Proud owner of one Lunar acre! (Campanus Crater, The Moon)
I knew of a horse that was also out in the pasture and had a "heart attack" of some sort. He was just coming in from the pasture to the gate and collapsed--falling into the fence line. His feet just went out from under him. The "good" part of this sort of death is that it does happen quickly. No lingering in pain and the owner having to make a decision. Still hard to deal with, though.
Having known a YR who lost a horse on course, fortunately not in a speed portion, the family was grateful to know that the death was caused by an aneurysm. But I doubt that other than the event officials, anyone else that was there, at that time, including fellow competitors ever knew.

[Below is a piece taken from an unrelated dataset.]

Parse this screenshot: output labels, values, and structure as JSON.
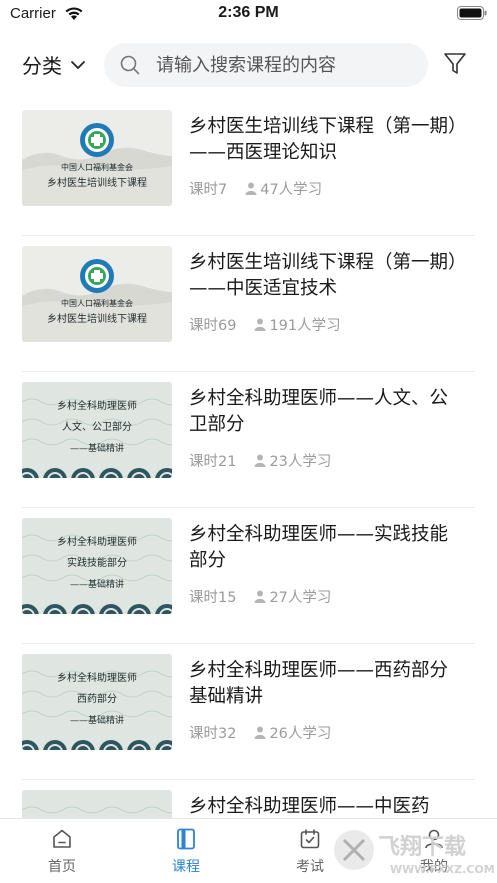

This was in the days when things like this were handled very quietly.
Now, thanks to our communication system the word goes out, for better or worse. In this case Andrea knows there is nothing she did wrong, or could have foreseen. It has to help in her recovery.
I've been following this quietly and just feel horrible for Andrea to lose her horse and to be injured like this. My first horse dropped dead underneath me due to an aortic rupture so even more than the natural sympathy we all feel for a horsewoman in this position, I feel like I understand some of her grief. I wish her a swift recovery in her heart as well as her body.
(For those doing anecdote collection- 13-year-old TB out fox-hunting. Had been out for an hour. Came off a 2 or 3 minute gallop with no distress, had been at walk for about 2 minutes. Half-reared, fell over, and the huntsman's opinion was he was dead before he hit the ground. I seem to remember that he seemed to be alive enough to flail around for a few seconds after he was on the ground- long enough to get off me, anyway- but I was in shock at the time and I don't remember it clearly.)
"I'm not always sarcastic. Sometimes I'm asleep."
- Harry Dresden
Renn, the horse was almost certainly insensible within seconds. The thrashing that is often seen is reflexive--the brain, when no longer receiving its blood supply, becomes unconscious LONG before the muscles and other lower-brain and body functions cease working. It's hard to say with certainty, but these animals almost certainly do not suffer for very long and possibly not at all, depending on what makes them collapse in the first place.